Your credit score is a three-digit number derived from detailed information about your credit history, and it can be one of your most valuable assets. Your credit score will play an important role in your financial future: it can mean the difference between being able to purchase a home with a mortgage or having to continue renting. It can also drastically affect the rate of interest you pay on your loans (car loans, home loans, privately consolidated student loans, etc.). The higher (and better) your credit score, the less interest you will have to pay each month and overall. Your credit risk is evaluated, largely by reference to your credit score, any time you apply for a credit card or any type of loan. Keep in mind, though, that landlords, utility companies, and potential employers may also take this information into account.

Personal Finance, Duke University

Check your score

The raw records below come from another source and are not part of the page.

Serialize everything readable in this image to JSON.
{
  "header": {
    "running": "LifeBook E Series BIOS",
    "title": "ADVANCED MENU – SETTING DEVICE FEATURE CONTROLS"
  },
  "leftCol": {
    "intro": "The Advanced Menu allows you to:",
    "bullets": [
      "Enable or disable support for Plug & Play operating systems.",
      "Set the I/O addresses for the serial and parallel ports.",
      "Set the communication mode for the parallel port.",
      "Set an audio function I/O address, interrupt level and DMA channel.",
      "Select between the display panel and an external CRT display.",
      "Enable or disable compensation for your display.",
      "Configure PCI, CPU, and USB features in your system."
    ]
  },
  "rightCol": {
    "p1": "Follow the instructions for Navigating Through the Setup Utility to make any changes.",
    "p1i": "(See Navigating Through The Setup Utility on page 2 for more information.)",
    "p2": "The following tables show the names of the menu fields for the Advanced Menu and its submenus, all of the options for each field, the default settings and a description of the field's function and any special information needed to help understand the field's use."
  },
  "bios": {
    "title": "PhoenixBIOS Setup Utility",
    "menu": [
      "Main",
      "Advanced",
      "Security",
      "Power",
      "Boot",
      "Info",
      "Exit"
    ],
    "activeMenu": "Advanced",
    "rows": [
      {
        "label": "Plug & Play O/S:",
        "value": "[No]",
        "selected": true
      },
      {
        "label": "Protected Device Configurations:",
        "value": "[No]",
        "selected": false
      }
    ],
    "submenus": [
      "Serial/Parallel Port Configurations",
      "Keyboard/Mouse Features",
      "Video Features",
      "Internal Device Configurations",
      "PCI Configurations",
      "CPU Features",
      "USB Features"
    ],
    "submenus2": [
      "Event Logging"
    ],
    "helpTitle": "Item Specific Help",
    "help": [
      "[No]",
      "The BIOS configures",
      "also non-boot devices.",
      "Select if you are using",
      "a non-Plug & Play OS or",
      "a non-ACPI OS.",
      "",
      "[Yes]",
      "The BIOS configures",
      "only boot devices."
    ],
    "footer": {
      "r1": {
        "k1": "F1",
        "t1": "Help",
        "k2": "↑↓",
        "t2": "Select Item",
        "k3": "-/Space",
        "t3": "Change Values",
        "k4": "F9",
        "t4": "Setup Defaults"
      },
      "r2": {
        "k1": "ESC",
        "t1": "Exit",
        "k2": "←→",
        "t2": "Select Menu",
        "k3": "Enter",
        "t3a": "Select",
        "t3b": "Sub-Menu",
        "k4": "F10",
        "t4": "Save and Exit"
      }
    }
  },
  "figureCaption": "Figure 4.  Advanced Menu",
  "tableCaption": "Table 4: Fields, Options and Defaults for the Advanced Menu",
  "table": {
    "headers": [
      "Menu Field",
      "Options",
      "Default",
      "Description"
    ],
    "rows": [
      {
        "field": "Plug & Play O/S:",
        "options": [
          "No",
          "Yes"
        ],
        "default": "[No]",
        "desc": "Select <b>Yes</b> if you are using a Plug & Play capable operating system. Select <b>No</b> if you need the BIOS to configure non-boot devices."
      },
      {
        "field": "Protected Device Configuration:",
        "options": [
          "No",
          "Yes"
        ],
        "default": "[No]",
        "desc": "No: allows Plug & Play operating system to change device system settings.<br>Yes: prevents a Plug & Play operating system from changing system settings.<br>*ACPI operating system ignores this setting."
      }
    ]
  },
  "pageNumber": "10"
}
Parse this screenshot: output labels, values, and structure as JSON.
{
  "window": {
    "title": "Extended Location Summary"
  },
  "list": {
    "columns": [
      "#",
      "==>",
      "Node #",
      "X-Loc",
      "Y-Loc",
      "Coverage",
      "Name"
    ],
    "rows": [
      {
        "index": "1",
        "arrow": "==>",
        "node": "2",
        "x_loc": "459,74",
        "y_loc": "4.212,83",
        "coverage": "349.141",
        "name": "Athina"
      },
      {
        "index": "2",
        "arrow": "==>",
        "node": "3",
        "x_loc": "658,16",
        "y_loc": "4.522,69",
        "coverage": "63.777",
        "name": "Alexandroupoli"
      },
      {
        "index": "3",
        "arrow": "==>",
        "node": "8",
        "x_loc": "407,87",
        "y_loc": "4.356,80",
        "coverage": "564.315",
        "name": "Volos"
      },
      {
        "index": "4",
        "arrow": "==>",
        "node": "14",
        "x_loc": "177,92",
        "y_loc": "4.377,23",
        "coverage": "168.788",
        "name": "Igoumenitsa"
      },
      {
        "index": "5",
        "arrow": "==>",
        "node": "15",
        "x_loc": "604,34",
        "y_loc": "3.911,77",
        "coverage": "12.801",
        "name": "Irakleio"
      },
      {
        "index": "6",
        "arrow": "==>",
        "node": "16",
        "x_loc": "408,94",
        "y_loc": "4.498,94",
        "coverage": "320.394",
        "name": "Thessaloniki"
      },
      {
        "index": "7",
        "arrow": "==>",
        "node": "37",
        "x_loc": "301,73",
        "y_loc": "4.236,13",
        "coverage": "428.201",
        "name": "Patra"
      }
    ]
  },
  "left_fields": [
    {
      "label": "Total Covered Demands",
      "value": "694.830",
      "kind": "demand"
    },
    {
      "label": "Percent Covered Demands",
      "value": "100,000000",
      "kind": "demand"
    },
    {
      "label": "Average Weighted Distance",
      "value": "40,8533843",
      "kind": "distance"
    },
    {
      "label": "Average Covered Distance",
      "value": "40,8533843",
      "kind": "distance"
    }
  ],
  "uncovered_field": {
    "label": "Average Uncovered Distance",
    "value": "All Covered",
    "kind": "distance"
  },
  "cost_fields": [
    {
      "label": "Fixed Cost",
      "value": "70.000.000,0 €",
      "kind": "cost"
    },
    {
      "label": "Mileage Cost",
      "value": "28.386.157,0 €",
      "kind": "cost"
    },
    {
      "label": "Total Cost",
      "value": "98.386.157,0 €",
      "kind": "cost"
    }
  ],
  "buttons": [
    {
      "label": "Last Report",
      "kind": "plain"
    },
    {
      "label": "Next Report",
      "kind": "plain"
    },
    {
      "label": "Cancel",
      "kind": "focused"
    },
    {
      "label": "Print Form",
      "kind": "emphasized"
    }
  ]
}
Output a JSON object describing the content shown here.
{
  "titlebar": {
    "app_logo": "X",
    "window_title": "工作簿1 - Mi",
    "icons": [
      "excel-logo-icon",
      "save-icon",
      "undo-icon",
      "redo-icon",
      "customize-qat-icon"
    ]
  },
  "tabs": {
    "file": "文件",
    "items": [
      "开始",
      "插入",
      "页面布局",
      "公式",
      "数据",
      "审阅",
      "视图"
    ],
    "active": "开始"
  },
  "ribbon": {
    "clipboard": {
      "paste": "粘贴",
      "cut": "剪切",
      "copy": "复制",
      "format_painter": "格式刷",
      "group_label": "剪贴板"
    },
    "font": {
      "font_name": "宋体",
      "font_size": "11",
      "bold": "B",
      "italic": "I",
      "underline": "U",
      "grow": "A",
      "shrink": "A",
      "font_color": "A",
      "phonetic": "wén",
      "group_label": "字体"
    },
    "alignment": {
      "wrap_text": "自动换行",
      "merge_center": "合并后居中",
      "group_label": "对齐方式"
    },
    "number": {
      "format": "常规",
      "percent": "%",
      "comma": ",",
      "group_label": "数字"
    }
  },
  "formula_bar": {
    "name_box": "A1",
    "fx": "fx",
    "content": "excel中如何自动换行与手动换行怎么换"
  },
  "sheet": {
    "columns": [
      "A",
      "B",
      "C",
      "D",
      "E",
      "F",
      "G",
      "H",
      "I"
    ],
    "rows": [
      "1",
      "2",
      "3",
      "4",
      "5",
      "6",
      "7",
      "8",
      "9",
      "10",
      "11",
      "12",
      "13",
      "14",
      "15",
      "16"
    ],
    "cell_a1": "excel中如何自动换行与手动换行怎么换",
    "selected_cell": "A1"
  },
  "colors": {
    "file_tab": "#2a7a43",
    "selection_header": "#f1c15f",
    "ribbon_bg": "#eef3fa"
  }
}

You’ve been bombarded by the TV ads about checking your credit score but here’s the truth. You don’t need those sites. You can request a free copy of your credit report from the 3 major credit reporting agencies: Equifax, Experian and TransUnion once a year at Your credit report is also available for free within 60 days of being denied credit or if you are unemployed, on welfare or if there is an error in your report. Keep in mind that if you spot an error or inconsistency you should immediately request a dispute form as you only have 30 days after receiving your report.